=== Data provided ===

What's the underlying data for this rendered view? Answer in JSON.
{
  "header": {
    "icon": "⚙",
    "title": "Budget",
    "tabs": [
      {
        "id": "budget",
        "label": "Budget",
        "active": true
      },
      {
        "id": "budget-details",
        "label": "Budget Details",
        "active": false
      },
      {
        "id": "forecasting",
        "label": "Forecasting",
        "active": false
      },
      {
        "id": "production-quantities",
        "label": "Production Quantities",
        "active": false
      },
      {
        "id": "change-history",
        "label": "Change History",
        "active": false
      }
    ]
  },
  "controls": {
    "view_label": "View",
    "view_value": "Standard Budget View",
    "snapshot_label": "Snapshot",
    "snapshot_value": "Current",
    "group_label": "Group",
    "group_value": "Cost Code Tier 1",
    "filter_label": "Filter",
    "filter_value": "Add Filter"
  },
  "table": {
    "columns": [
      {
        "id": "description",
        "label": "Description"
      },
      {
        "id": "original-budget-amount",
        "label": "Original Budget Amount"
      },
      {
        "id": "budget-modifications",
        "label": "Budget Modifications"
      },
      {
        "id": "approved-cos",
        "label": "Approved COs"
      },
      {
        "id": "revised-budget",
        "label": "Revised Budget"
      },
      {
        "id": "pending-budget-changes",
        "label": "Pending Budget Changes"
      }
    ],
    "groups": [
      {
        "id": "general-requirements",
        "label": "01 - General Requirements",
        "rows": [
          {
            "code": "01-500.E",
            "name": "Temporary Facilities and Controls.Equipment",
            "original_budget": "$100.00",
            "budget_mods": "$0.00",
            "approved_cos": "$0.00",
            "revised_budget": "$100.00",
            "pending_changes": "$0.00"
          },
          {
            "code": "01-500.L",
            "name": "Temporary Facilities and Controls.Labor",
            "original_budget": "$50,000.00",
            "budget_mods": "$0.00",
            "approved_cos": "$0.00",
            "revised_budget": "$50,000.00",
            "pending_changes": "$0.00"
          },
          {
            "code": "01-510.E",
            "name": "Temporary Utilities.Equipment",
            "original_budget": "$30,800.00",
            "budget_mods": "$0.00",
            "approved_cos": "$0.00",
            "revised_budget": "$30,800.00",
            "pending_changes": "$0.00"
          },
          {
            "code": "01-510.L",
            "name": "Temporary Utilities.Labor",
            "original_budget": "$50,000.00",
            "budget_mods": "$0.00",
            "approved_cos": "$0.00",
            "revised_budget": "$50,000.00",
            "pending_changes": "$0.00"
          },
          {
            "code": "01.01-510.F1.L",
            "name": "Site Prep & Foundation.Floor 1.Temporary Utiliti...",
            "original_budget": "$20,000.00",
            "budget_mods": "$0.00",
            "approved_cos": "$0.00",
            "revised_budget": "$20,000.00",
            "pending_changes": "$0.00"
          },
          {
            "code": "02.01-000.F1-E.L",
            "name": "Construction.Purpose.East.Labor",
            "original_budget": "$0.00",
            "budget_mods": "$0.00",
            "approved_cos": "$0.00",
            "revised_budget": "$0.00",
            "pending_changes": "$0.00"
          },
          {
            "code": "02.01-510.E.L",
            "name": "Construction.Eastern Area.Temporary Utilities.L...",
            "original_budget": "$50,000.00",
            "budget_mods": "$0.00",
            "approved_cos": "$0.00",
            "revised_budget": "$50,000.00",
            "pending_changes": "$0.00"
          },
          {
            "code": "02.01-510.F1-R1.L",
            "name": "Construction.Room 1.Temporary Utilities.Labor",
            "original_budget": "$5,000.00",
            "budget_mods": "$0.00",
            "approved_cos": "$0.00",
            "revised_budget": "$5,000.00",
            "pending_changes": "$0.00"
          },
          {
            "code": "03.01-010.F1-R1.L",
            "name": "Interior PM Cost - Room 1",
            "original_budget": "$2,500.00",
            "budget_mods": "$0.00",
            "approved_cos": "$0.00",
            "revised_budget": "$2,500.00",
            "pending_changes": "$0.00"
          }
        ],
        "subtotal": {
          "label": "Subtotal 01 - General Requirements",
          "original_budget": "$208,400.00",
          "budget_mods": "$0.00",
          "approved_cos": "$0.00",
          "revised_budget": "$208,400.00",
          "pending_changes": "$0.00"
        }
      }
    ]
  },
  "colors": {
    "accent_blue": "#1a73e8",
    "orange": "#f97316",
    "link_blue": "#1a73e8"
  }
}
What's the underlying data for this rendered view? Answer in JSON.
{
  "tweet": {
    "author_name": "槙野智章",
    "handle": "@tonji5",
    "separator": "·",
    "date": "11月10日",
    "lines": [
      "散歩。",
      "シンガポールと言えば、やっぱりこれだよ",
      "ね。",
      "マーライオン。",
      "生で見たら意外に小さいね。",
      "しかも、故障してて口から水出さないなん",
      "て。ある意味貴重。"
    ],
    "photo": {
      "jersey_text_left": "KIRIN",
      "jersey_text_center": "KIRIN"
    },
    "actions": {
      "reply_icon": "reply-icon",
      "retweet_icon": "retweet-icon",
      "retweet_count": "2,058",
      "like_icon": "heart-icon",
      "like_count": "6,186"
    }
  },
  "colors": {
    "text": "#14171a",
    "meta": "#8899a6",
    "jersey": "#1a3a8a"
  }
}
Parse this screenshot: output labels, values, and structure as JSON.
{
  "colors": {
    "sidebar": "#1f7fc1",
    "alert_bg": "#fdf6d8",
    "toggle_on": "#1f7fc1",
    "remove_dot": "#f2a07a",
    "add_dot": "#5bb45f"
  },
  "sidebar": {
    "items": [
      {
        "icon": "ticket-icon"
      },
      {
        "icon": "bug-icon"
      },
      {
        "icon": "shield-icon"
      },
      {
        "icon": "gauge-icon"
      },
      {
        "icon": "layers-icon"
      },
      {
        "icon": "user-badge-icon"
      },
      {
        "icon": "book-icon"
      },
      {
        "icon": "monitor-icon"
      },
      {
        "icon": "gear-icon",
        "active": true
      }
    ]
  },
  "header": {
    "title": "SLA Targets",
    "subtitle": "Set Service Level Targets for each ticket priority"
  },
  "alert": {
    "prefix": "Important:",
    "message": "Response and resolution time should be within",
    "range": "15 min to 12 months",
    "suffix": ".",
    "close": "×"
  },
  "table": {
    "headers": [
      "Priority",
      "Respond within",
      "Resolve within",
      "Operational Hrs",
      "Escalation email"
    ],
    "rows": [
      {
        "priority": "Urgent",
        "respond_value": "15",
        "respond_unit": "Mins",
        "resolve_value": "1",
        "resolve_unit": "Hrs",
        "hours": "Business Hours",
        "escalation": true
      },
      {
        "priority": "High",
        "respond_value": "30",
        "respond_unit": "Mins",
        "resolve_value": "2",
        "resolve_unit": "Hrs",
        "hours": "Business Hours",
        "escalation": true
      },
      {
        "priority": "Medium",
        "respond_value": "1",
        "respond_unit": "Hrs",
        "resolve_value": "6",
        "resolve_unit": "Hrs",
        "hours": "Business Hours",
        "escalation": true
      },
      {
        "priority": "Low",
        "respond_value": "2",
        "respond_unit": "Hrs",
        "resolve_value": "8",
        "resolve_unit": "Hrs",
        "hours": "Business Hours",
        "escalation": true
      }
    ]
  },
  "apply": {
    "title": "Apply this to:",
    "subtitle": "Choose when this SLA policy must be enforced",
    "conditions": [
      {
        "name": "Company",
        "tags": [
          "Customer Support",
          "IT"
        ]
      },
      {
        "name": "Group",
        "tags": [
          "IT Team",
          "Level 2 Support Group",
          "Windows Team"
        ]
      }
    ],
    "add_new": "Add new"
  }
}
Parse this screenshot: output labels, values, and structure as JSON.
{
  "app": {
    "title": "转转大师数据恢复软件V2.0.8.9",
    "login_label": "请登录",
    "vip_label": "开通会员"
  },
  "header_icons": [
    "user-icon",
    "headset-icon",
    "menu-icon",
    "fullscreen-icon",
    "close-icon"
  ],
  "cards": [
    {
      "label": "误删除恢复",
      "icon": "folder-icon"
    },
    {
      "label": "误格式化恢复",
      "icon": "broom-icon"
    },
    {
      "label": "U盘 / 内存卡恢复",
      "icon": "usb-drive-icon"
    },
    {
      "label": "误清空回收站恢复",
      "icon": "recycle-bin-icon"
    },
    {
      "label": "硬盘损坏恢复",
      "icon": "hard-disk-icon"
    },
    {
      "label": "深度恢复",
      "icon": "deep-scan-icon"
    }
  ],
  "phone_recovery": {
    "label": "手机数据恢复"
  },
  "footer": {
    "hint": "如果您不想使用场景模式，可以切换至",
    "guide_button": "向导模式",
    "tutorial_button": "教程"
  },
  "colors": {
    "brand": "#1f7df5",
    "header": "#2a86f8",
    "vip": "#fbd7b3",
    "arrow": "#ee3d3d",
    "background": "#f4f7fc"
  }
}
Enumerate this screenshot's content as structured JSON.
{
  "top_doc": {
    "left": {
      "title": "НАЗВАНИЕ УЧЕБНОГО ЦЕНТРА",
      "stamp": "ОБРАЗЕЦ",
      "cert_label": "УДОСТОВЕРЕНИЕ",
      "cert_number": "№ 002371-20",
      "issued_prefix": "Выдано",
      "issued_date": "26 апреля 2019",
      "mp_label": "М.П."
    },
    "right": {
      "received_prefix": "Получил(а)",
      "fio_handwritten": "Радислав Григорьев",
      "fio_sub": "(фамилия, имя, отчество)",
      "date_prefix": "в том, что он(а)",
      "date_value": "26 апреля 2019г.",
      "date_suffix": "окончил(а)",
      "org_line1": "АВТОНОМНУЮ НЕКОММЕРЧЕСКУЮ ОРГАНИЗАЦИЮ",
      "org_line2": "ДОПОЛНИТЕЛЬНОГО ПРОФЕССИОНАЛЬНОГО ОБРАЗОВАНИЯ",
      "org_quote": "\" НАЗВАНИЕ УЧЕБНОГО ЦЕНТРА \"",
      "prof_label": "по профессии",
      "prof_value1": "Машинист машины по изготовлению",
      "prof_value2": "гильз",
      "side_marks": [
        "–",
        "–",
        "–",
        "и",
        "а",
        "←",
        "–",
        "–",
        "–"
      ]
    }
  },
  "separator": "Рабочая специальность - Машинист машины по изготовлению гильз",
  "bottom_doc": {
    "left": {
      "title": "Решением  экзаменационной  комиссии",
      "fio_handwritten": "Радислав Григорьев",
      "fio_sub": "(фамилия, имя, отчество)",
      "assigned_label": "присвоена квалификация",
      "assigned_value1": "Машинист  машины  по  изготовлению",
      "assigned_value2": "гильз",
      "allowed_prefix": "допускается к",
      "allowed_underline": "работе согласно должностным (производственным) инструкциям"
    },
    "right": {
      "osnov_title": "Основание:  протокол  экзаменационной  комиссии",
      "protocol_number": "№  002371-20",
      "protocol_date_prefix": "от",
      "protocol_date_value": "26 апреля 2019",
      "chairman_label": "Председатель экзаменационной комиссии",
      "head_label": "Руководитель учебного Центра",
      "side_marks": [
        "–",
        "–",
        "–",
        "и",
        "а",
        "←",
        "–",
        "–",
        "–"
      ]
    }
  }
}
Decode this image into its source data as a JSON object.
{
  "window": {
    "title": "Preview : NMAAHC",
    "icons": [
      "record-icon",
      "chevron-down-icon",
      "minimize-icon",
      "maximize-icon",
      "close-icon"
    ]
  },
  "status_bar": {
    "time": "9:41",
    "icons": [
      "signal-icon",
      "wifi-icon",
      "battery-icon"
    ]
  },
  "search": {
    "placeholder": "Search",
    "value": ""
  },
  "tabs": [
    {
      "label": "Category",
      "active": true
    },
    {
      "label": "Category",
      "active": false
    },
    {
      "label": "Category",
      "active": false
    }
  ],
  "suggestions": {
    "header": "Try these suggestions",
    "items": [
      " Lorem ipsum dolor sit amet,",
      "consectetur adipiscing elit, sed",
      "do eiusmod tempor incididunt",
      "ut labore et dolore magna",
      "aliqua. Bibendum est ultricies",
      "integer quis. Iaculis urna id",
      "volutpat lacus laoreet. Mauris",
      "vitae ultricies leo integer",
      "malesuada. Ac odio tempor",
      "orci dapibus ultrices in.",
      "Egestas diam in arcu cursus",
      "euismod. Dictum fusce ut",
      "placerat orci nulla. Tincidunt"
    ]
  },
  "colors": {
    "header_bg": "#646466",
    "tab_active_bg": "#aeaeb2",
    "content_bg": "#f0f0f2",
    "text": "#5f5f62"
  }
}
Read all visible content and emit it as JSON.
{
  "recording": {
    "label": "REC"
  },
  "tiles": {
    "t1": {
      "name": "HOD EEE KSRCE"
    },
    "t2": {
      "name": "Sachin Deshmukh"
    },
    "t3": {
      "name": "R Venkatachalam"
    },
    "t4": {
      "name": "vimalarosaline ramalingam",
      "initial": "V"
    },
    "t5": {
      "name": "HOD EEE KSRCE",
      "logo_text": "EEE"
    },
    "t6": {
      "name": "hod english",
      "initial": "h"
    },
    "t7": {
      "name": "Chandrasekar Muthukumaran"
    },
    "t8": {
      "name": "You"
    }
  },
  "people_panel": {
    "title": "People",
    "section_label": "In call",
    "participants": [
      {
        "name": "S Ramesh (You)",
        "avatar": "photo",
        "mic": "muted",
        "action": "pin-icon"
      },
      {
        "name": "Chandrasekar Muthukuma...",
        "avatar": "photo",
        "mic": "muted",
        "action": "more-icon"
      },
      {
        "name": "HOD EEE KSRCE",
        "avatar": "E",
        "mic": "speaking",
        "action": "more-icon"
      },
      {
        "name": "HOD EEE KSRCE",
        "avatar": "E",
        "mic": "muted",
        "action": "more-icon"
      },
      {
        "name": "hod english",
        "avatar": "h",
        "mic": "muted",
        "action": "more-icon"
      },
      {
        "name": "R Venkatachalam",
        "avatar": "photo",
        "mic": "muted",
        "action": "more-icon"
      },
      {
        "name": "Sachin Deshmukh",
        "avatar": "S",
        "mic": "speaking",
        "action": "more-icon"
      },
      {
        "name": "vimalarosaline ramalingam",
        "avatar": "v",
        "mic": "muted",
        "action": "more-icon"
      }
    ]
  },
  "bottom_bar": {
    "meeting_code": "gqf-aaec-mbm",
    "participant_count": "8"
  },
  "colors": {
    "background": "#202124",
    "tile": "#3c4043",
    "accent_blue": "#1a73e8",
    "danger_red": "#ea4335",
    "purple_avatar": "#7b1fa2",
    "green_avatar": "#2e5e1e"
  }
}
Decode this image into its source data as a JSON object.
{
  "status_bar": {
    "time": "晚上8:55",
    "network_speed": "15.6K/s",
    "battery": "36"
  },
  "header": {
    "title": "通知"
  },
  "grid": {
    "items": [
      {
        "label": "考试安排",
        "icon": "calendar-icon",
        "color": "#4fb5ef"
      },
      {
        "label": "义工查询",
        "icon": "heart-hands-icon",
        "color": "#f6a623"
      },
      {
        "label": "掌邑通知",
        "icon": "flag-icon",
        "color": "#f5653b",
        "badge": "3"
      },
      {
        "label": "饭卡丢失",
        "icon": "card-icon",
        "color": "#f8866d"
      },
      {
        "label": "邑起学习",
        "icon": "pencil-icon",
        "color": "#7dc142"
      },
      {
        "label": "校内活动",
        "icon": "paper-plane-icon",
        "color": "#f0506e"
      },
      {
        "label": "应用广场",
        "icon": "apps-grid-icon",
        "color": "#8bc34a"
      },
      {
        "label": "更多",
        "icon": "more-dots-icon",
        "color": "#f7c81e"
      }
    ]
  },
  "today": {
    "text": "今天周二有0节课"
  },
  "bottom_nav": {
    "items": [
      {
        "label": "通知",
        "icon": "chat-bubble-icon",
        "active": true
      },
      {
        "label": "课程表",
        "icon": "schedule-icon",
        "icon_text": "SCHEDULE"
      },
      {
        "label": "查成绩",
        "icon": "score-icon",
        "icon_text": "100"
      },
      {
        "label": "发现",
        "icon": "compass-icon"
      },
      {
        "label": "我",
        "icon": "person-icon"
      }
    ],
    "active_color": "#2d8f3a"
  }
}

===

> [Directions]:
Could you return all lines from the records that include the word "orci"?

> [Answer section]:
      "orci dapibus ultrices in.",
      "placerat orci nulla. Tincidunt"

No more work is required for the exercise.